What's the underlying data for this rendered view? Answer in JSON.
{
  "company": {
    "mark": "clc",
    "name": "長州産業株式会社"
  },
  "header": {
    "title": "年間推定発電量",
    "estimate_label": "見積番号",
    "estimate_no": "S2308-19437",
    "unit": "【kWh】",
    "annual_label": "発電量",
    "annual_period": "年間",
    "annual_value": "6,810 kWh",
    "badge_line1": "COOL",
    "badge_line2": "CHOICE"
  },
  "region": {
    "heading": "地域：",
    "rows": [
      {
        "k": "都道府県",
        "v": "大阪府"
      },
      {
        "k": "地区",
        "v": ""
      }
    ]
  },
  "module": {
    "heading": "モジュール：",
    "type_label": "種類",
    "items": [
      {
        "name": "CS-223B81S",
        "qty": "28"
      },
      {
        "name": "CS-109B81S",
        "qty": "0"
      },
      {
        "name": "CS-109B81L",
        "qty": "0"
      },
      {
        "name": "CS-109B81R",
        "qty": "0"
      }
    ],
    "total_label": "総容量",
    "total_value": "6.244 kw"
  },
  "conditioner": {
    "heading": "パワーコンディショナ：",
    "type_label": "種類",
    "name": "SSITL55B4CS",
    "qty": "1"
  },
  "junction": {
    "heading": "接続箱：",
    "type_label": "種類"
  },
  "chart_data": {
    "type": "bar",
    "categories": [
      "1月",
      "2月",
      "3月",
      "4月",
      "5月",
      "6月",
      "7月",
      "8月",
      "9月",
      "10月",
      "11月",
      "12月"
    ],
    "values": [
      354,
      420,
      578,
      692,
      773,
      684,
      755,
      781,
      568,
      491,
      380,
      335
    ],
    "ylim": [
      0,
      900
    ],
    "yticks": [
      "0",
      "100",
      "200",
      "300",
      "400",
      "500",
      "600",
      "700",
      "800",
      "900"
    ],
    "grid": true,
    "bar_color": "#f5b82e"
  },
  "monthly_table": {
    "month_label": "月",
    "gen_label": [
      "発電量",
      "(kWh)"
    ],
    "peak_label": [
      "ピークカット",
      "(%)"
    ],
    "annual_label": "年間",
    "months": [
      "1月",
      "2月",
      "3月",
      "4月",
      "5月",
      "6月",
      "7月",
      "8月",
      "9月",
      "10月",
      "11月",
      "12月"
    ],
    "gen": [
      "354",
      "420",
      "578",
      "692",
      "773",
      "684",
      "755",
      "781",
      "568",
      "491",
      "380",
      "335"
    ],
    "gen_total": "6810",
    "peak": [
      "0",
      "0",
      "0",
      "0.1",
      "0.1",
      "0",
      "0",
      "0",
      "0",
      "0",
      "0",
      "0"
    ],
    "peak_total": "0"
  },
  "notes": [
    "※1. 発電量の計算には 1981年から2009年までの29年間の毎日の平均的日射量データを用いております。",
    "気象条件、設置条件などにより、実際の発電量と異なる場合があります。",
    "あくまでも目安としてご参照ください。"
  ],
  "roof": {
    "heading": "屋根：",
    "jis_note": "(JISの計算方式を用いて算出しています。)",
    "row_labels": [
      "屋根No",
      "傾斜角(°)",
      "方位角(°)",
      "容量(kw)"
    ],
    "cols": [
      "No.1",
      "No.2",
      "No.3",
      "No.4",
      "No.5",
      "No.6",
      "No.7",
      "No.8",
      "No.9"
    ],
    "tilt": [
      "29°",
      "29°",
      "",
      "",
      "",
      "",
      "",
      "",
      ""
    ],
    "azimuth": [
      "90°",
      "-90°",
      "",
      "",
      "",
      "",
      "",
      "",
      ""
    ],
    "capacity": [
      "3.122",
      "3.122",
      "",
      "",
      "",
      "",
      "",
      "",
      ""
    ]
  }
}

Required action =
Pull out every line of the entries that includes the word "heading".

Written response =
    "heading": "地域：",
    "heading": "モジュール：",
    "heading": "パワーコンディショナ：",
    "heading": "接続箱：",
    "heading": "屋根：",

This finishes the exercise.